Many fine golfers have hacked their way around this celebrated course, which boasts a series of exotic names for the various holes:
Dr. R. J. (Bob) Malcolm, a colourful golfing personality, was upset one day on the tee while hitting off, by some Philistine calling him to the phone from the R.M.O. quarters nearby. Bob heaped torrid invective on the unfortunate’s head for spoiling his shot, when his eloquence was arrested in midflight by a shout from his golfing companions. His ruined shot had holed in one. Malcolm, who was a resident medical officer at the Coast from 1925 to 1929 and then senior surgical officer from 1935 to 1942, maintained an interest in the hospital and its personalities. He was champion of the N.S.W. Golf Club in 1929 and a first class swimmer.
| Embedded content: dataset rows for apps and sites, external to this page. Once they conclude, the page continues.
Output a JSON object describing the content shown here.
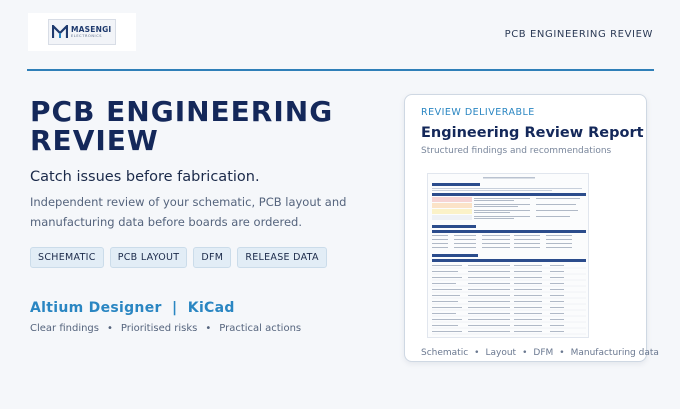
{
  "brand": {
    "logo_name": "MASENGI",
    "logo_sub": "ELECTRONICS"
  },
  "header": {
    "top_title": "PCB ENGINEERING REVIEW"
  },
  "hero": {
    "title": "PCB ENGINEERING REVIEW",
    "tagline": "Catch issues before fabrication.",
    "description": "Independent review of your schematic, PCB layout and manufacturing data before boards are ordered.",
    "pills": [
      "SCHEMATIC",
      "PCB LAYOUT",
      "DFM",
      "RELEASE DATA"
    ],
    "tools": "Altium Designer  |  KiCad",
    "features": [
      "Clear findings",
      "Prioritised risks",
      "Practical actions"
    ]
  },
  "card": {
    "eyebrow": "REVIEW DELIVERABLE",
    "title": "Engineering Review Report",
    "subtitle": "Structured findings and recommendations",
    "footer": [
      "Schematic",
      "Layout",
      "DFM",
      "Manufacturing data"
    ]
  },
  "colors": {
    "accent": "#2a86c2",
    "title": "#14285a",
    "severity_high": "#f6d4d4",
    "severity_medium": "#fbe3c8",
    "severity_low": "#fbf2c8"
  },
  "icons": {
    "logo": "m-monogram-icon",
    "separator": "bullet-dot"
  }
}
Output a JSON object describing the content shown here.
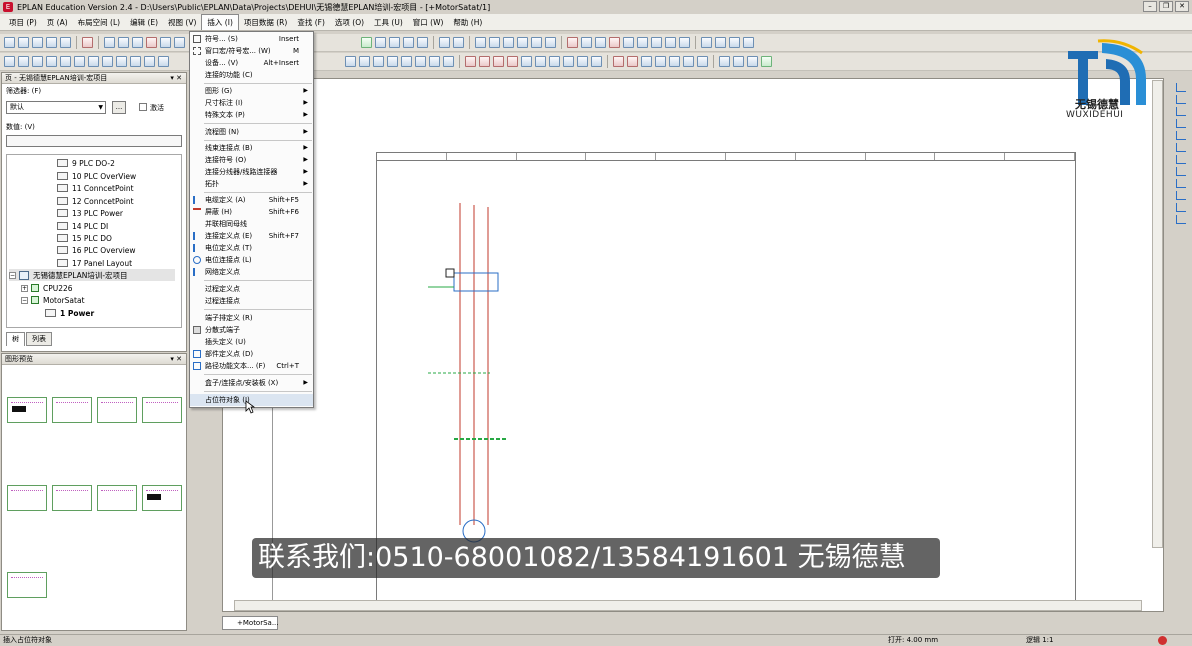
{
  "window": {
    "title": "EPLAN Education Version 2.4 - D:\\Users\\Public\\EPLAN\\Data\\Projects\\DEHUI\\无锡德慧EPLAN培训-宏项目 - [+MotorSatat/1]"
  },
  "menubar": [
    "项目 (P)",
    "页 (A)",
    "布局空间 (L)",
    "编辑 (E)",
    "视图 (V)",
    "插入 (I)",
    "项目数据 (R)",
    "查找 (F)",
    "选项 (O)",
    "工具 (U)",
    "窗口 (W)",
    "帮助 (H)"
  ],
  "page_panel": {
    "title": "页 - 无锡德慧EPLAN培训-宏项目",
    "filter_label": "筛选器: (F)",
    "filter_value": "默认",
    "more_button": "...",
    "activate_label": "激活",
    "value_label": "数值: (V)",
    "pages": [
      "9 PLC DO-2",
      "10 PLC OverView",
      "11 ConncetPoint",
      "12 ConncetPoint",
      "13 PLC Power",
      "14 PLC DI",
      "15 PLC DO",
      "16 PLC Overview",
      "17 Panel Layout"
    ],
    "project": "无锡德慧EPLAN培训-宏项目",
    "node_cpu": "CPU226",
    "node_motor": "MotorSatat",
    "node_power": "1 Power",
    "tab_tree": "树",
    "tab_list": "列表"
  },
  "preview_panel": {
    "title": "图形预览"
  },
  "insert_menu": {
    "items": [
      {
        "label": "符号... (S)",
        "shortcut": "Insert"
      },
      {
        "label": "窗口宏/符号宏... (W)",
        "shortcut": "M"
      },
      {
        "label": "设备... (V)",
        "shortcut": "Alt+Insert"
      },
      {
        "label": "连接的功能 (C)",
        "shortcut": ""
      },
      {
        "label": "图形 (G)",
        "shortcut": ""
      },
      {
        "label": "尺寸标注 (I)",
        "shortcut": ""
      },
      {
        "label": "特殊文本 (P)",
        "shortcut": ""
      },
      {
        "label": "流程图 (N)",
        "shortcut": ""
      },
      {
        "label": "线束连接点 (B)",
        "shortcut": ""
      },
      {
        "label": "连接符号 (O)",
        "shortcut": ""
      },
      {
        "label": "连接分线器/线路连接器",
        "shortcut": ""
      },
      {
        "label": "拓扑",
        "shortcut": ""
      },
      {
        "label": "电缆定义 (A)",
        "shortcut": "Shift+F5"
      },
      {
        "label": "屏蔽 (H)",
        "shortcut": "Shift+F6"
      },
      {
        "label": "并联相同母线",
        "shortcut": ""
      },
      {
        "label": "连接定义点 (E)",
        "shortcut": "Shift+F7"
      },
      {
        "label": "电位定义点 (T)",
        "shortcut": ""
      },
      {
        "label": "电位连接点 (L)",
        "shortcut": ""
      },
      {
        "label": "网络定义点",
        "shortcut": ""
      },
      {
        "label": "过程定义点",
        "shortcut": ""
      },
      {
        "label": "过程连接点",
        "shortcut": ""
      },
      {
        "label": "端子排定义 (R)",
        "shortcut": ""
      },
      {
        "label": "分散式端子",
        "shortcut": ""
      },
      {
        "label": "插头定义 (U)",
        "shortcut": ""
      },
      {
        "label": "部件定义点 (D)",
        "shortcut": ""
      },
      {
        "label": "路径功能文本... (F)",
        "shortcut": "Ctrl+T"
      },
      {
        "label": "盒子/连接点/安装板 (X)",
        "shortcut": ""
      },
      {
        "label": "占位符对象 (J)",
        "shortcut": ""
      }
    ]
  },
  "logo": {
    "cn": "无锡德慧",
    "en": "WUXIDEHUI"
  },
  "caption": "联系我们:0510-68001082/13584191601 无锡德慧",
  "doc_tab": "+MotorSa...",
  "status": {
    "left": "插入占位符对象",
    "grid": "打开: 4.00 mm",
    "scale": "逻辑 1:1"
  },
  "colors": {
    "accent": "#2a6ec6",
    "wire": "#c0392b",
    "green": "#27a844"
  }
}
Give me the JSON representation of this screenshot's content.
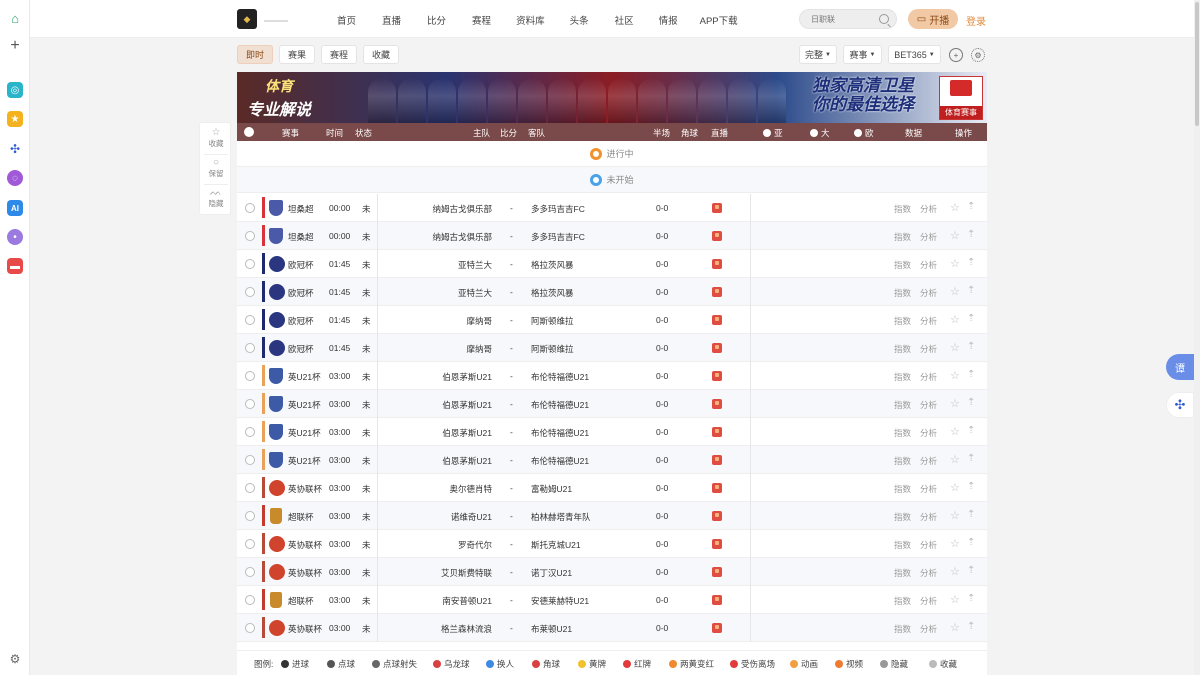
{
  "nav": [
    "首页",
    "直播",
    "比分",
    "赛程",
    "资料库",
    "头条",
    "社区",
    "情报",
    "APP下载"
  ],
  "search_placeholder": "日职联",
  "open_label": "开播",
  "login_label": "登录",
  "tabs": [
    "即时",
    "赛果",
    "赛程",
    "收藏"
  ],
  "selects": [
    "完整",
    "赛事",
    "BET365"
  ],
  "banner": {
    "left_top": "体育",
    "left_bottom": "专业解说",
    "right_line1": "独家高清卫星",
    "right_line2": "你的最佳选择",
    "brand": "体育赛事"
  },
  "header": {
    "league": "赛事",
    "time": "时间",
    "status": "状态",
    "home": "主队",
    "score": "比分",
    "away": "客队",
    "half": "半场",
    "corner": "角球",
    "live": "直播",
    "asia": "亚",
    "big": "大",
    "euro": "欧",
    "data": "数据",
    "ops": "操作"
  },
  "sections": {
    "live": "进行中",
    "upcoming": "未开始"
  },
  "row_common": {
    "status": "未",
    "score": "-",
    "half": "0-0",
    "index": "指数",
    "analysis": "分析"
  },
  "rows": [
    {
      "league": "坦桑超",
      "time": "00:00",
      "home": "纳姆古戈俱乐部",
      "away": "多多玛吉吉FC",
      "color": "#d8323a",
      "logo": "shield",
      "logo_color": "#4a5aa8"
    },
    {
      "league": "坦桑超",
      "time": "00:00",
      "home": "纳姆古戈俱乐部",
      "away": "多多玛吉吉FC",
      "color": "#d8323a",
      "logo": "shield",
      "logo_color": "#4a5aa8"
    },
    {
      "league": "欧冠杯",
      "time": "01:45",
      "home": "亚特兰大",
      "away": "格拉茨风暴",
      "color": "#1d2a6e",
      "logo": "round",
      "logo_color": "#2a3680"
    },
    {
      "league": "欧冠杯",
      "time": "01:45",
      "home": "亚特兰大",
      "away": "格拉茨风暴",
      "color": "#1d2a6e",
      "logo": "round",
      "logo_color": "#2a3680"
    },
    {
      "league": "欧冠杯",
      "time": "01:45",
      "home": "摩纳哥",
      "away": "阿斯顿维拉",
      "color": "#1d2a6e",
      "logo": "round",
      "logo_color": "#2a3680"
    },
    {
      "league": "欧冠杯",
      "time": "01:45",
      "home": "摩纳哥",
      "away": "阿斯顿维拉",
      "color": "#1d2a6e",
      "logo": "round",
      "logo_color": "#2a3680"
    },
    {
      "league": "英U21杯",
      "time": "03:00",
      "home": "伯恩茅斯U21",
      "away": "布伦特福德U21",
      "color": "#e8a25a",
      "logo": "shield",
      "logo_color": "#3d5aa6"
    },
    {
      "league": "英U21杯",
      "time": "03:00",
      "home": "伯恩茅斯U21",
      "away": "布伦特福德U21",
      "color": "#e8a25a",
      "logo": "shield",
      "logo_color": "#3d5aa6"
    },
    {
      "league": "英U21杯",
      "time": "03:00",
      "home": "伯恩茅斯U21",
      "away": "布伦特福德U21",
      "color": "#e8a25a",
      "logo": "shield",
      "logo_color": "#3d5aa6"
    },
    {
      "league": "英U21杯",
      "time": "03:00",
      "home": "伯恩茅斯U21",
      "away": "布伦特福德U21",
      "color": "#e8a25a",
      "logo": "shield",
      "logo_color": "#3d5aa6"
    },
    {
      "league": "英协联杯",
      "time": "03:00",
      "home": "奥尔德肖特",
      "away": "富勒姆U21",
      "color": "#b84a3a",
      "logo": "round",
      "logo_color": "#d0442e"
    },
    {
      "league": "超联杯",
      "time": "03:00",
      "home": "诺维奇U21",
      "away": "柏林赫塔青年队",
      "color": "#c33a2e",
      "logo": "cup",
      "logo_color": "#c88a2a"
    },
    {
      "league": "英协联杯",
      "time": "03:00",
      "home": "罗奇代尔",
      "away": "斯托克城U21",
      "color": "#b84a3a",
      "logo": "round",
      "logo_color": "#d0442e"
    },
    {
      "league": "英协联杯",
      "time": "03:00",
      "home": "艾贝斯费特联",
      "away": "诺丁汉U21",
      "color": "#b84a3a",
      "logo": "round",
      "logo_color": "#d0442e"
    },
    {
      "league": "超联杯",
      "time": "03:00",
      "home": "南安普顿U21",
      "away": "安德莱赫特U21",
      "color": "#c33a2e",
      "logo": "cup",
      "logo_color": "#c88a2a"
    },
    {
      "league": "英协联杯",
      "time": "03:00",
      "home": "格兰森林流浪",
      "away": "布莱顿U21",
      "color": "#b84a3a",
      "logo": "round",
      "logo_color": "#d0442e"
    }
  ],
  "legend": {
    "title": "图例:",
    "items": [
      {
        "label": "进球",
        "color": "#333333"
      },
      {
        "label": "点球",
        "color": "#555555"
      },
      {
        "label": "点球射失",
        "color": "#666666"
      },
      {
        "label": "乌龙球",
        "color": "#d94040"
      },
      {
        "label": "换人",
        "color": "#3c8be0"
      },
      {
        "label": "角球",
        "color": "#d94040"
      },
      {
        "label": "黄牌",
        "color": "#f2c12e"
      },
      {
        "label": "红牌",
        "color": "#e23b3b"
      },
      {
        "label": "两黄变红",
        "color": "#f08a2e"
      },
      {
        "label": "受伤离场",
        "color": "#e23b3b"
      },
      {
        "label": "动画",
        "color": "#f0a040"
      },
      {
        "label": "视频",
        "color": "#f07a30"
      },
      {
        "label": "隐藏",
        "color": "#999999"
      },
      {
        "label": "收藏",
        "color": "#bbbbbb"
      }
    ]
  },
  "float": {
    "fav": "收藏",
    "keep": "保留",
    "hide": "隐藏"
  },
  "rfloat_label": "谭"
}
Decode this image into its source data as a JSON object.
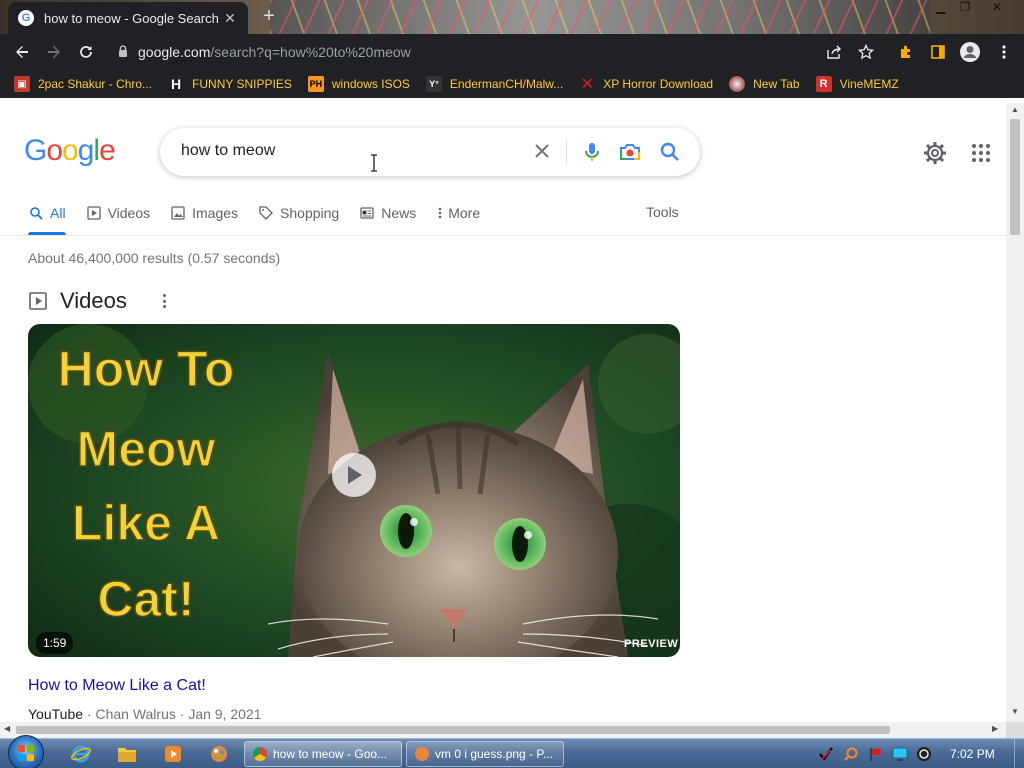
{
  "browser": {
    "tab_title": "how to meow - Google Search",
    "tab_close": "✕",
    "new_tab": "+",
    "url_host": "google.com",
    "url_path": "/search?q=how%20to%20meow"
  },
  "bookmarks": [
    {
      "label": "2pac Shakur - Chro...",
      "icon": "2pac-icon",
      "color": "#c0392b"
    },
    {
      "label": "FUNNY SNIPPIES",
      "icon": "h-icon",
      "color": "#ffffff"
    },
    {
      "label": "windows ISOS",
      "icon": "ph-icon",
      "color": "#f7971d"
    },
    {
      "label": "EndermanCH/Malw...",
      "icon": "yp-icon",
      "color": "#444444"
    },
    {
      "label": "XP Horror Download",
      "icon": "x-icon",
      "color": "#e01b1b"
    },
    {
      "label": "New Tab",
      "icon": "ball-icon",
      "color": "#b55"
    },
    {
      "label": "VineMEMZ",
      "icon": "r-icon",
      "color": "#d32f2f"
    }
  ],
  "google": {
    "logo": [
      "G",
      "o",
      "o",
      "g",
      "l",
      "e"
    ],
    "query": "how to meow",
    "tabs": [
      {
        "label": "All",
        "icon": "search-icon",
        "active": true
      },
      {
        "label": "Videos",
        "icon": "video-icon",
        "active": false
      },
      {
        "label": "Images",
        "icon": "image-icon",
        "active": false
      },
      {
        "label": "Shopping",
        "icon": "tag-icon",
        "active": false
      },
      {
        "label": "News",
        "icon": "news-icon",
        "active": false
      },
      {
        "label": "More",
        "icon": "more-vert-icon",
        "active": false
      }
    ],
    "tools_label": "Tools",
    "stats": "About 46,400,000 results (0.57 seconds)",
    "videos_heading": "Videos",
    "video": {
      "thumb_lines": [
        "How To",
        "Meow",
        "Like A",
        "Cat!"
      ],
      "duration": "1:59",
      "preview_label": "PREVIEW",
      "title": "How to Meow Like a Cat!",
      "source": "YouTube",
      "channel": "Chan Walrus",
      "date": "Jan 9, 2021",
      "separator": " · "
    }
  },
  "taskbar": {
    "buttons": [
      {
        "label": "how to meow - Goo..."
      },
      {
        "label": "vm 0 i guess.png - P..."
      }
    ],
    "clock": "7:02 PM"
  },
  "colors": {
    "google_blue": "#4285f4",
    "google_red": "#ea4335",
    "google_yellow": "#fbbc05",
    "google_green": "#34a853",
    "link": "#1a0dab",
    "active_tab": "#1a73e8"
  }
}
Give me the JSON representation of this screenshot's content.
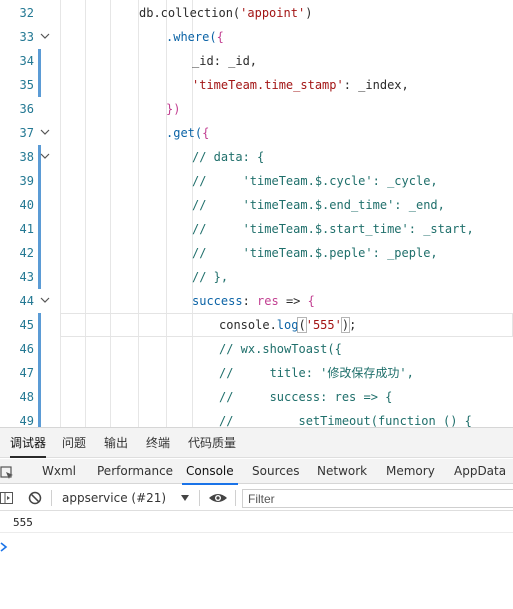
{
  "editor": {
    "lines": [
      {
        "num": "32",
        "fold": false,
        "mod": false,
        "tokens": [
          {
            "t": "db.collection(",
            "c": "k-var"
          },
          {
            "t": "'appoint'",
            "c": "k-str"
          },
          {
            "t": ")",
            "c": "k-var"
          }
        ]
      },
      {
        "num": "33",
        "fold": true,
        "mod": false,
        "tokens": [
          {
            "t": ".where(",
            "c": "k-fn"
          },
          {
            "t": "{",
            "c": "k-par"
          }
        ]
      },
      {
        "num": "34",
        "fold": false,
        "mod": true,
        "tokens": [
          {
            "t": "_id",
            "c": "k-var"
          },
          {
            "t": ": _id,",
            "c": "k-var"
          }
        ]
      },
      {
        "num": "35",
        "fold": false,
        "mod": true,
        "tokens": [
          {
            "t": "'timeTeam.time_stamp'",
            "c": "k-str"
          },
          {
            "t": ": _index,",
            "c": "k-var"
          }
        ]
      },
      {
        "num": "36",
        "fold": false,
        "mod": false,
        "tokens": [
          {
            "t": "})",
            "c": "k-par"
          }
        ]
      },
      {
        "num": "37",
        "fold": true,
        "mod": false,
        "tokens": [
          {
            "t": ".get(",
            "c": "k-fn"
          },
          {
            "t": "{",
            "c": "k-par"
          }
        ]
      },
      {
        "num": "38",
        "fold": true,
        "mod": true,
        "tokens": [
          {
            "t": "// data: {",
            "c": "k-cm"
          }
        ]
      },
      {
        "num": "39",
        "fold": false,
        "mod": true,
        "tokens": [
          {
            "t": "//     'timeTeam.$.cycle': _cycle,",
            "c": "k-cm"
          }
        ]
      },
      {
        "num": "40",
        "fold": false,
        "mod": true,
        "tokens": [
          {
            "t": "//     'timeTeam.$.end_time': _end,",
            "c": "k-cm"
          }
        ]
      },
      {
        "num": "41",
        "fold": false,
        "mod": true,
        "tokens": [
          {
            "t": "//     'timeTeam.$.start_time': _start,",
            "c": "k-cm"
          }
        ]
      },
      {
        "num": "42",
        "fold": false,
        "mod": true,
        "tokens": [
          {
            "t": "//     'timeTeam.$.peple': _peple,",
            "c": "k-cm"
          }
        ]
      },
      {
        "num": "43",
        "fold": false,
        "mod": true,
        "tokens": [
          {
            "t": "// },",
            "c": "k-cm"
          }
        ]
      },
      {
        "num": "44",
        "fold": true,
        "mod": false,
        "tokens": [
          {
            "t": "success",
            "c": "k-prop"
          },
          {
            "t": ": ",
            "c": "k-var"
          },
          {
            "t": "res",
            "c": "k-par"
          },
          {
            "t": " => ",
            "c": "k-arrow"
          },
          {
            "t": "{",
            "c": "k-par"
          }
        ]
      },
      {
        "num": "45",
        "fold": false,
        "mod": true,
        "current": true,
        "tokens": [
          {
            "t": "console.",
            "c": "k-var"
          },
          {
            "t": "log",
            "c": "k-fn"
          },
          {
            "t": "(",
            "c": "k-var hl-paren"
          },
          {
            "t": "'555'",
            "c": "k-str"
          },
          {
            "t": ")",
            "c": "k-var hl-paren"
          },
          {
            "t": ";",
            "c": "k-var"
          }
        ]
      },
      {
        "num": "46",
        "fold": false,
        "mod": true,
        "tokens": [
          {
            "t": "// wx.showToast({",
            "c": "k-cm"
          }
        ]
      },
      {
        "num": "47",
        "fold": false,
        "mod": true,
        "tokens": [
          {
            "t": "//     title: '修改保存成功',",
            "c": "k-cm"
          }
        ]
      },
      {
        "num": "48",
        "fold": false,
        "mod": true,
        "tokens": [
          {
            "t": "//     success: res => {",
            "c": "k-cm"
          }
        ]
      },
      {
        "num": "49",
        "fold": false,
        "mod": true,
        "tokens": [
          {
            "t": "//         setTimeout(function () {",
            "c": "k-cm"
          }
        ]
      }
    ]
  },
  "devtools": {
    "top_tabs": [
      "调试器",
      "问题",
      "输出",
      "终端",
      "代码质量"
    ],
    "panel_tabs": [
      "Wxml",
      "Performance",
      "Console",
      "Sources",
      "Network",
      "Memory",
      "AppData"
    ],
    "active_panel": "Console",
    "context_select": "appservice (#21)",
    "filter_placeholder": "Filter",
    "log_output": "555"
  },
  "colors": {
    "accent": "#1a73e8",
    "modified_gutter": "#5b9bd5",
    "line_number": "#237893"
  }
}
In those days the omamental lake was a golfing hazard not only by virtue of the carry needed to clear it, but also because of the livestock subsisting on its waters. One memorable menace was “Major”, the male swan, a bird of aggressive tendencies at certain seasons of the year, when it was his custom to approach an innocent golfer crossing the narrow bridge over the lake, with wings flapping and beak snapping. There was only one honourable way of dealing with this situation, namely to grasp the aggressor with determination around the neck and fling him back into the water. Honour satisfied, Major then swam in dignity away from the scene of the encounter, to return to the attack when the next golfer appeared on the bridge.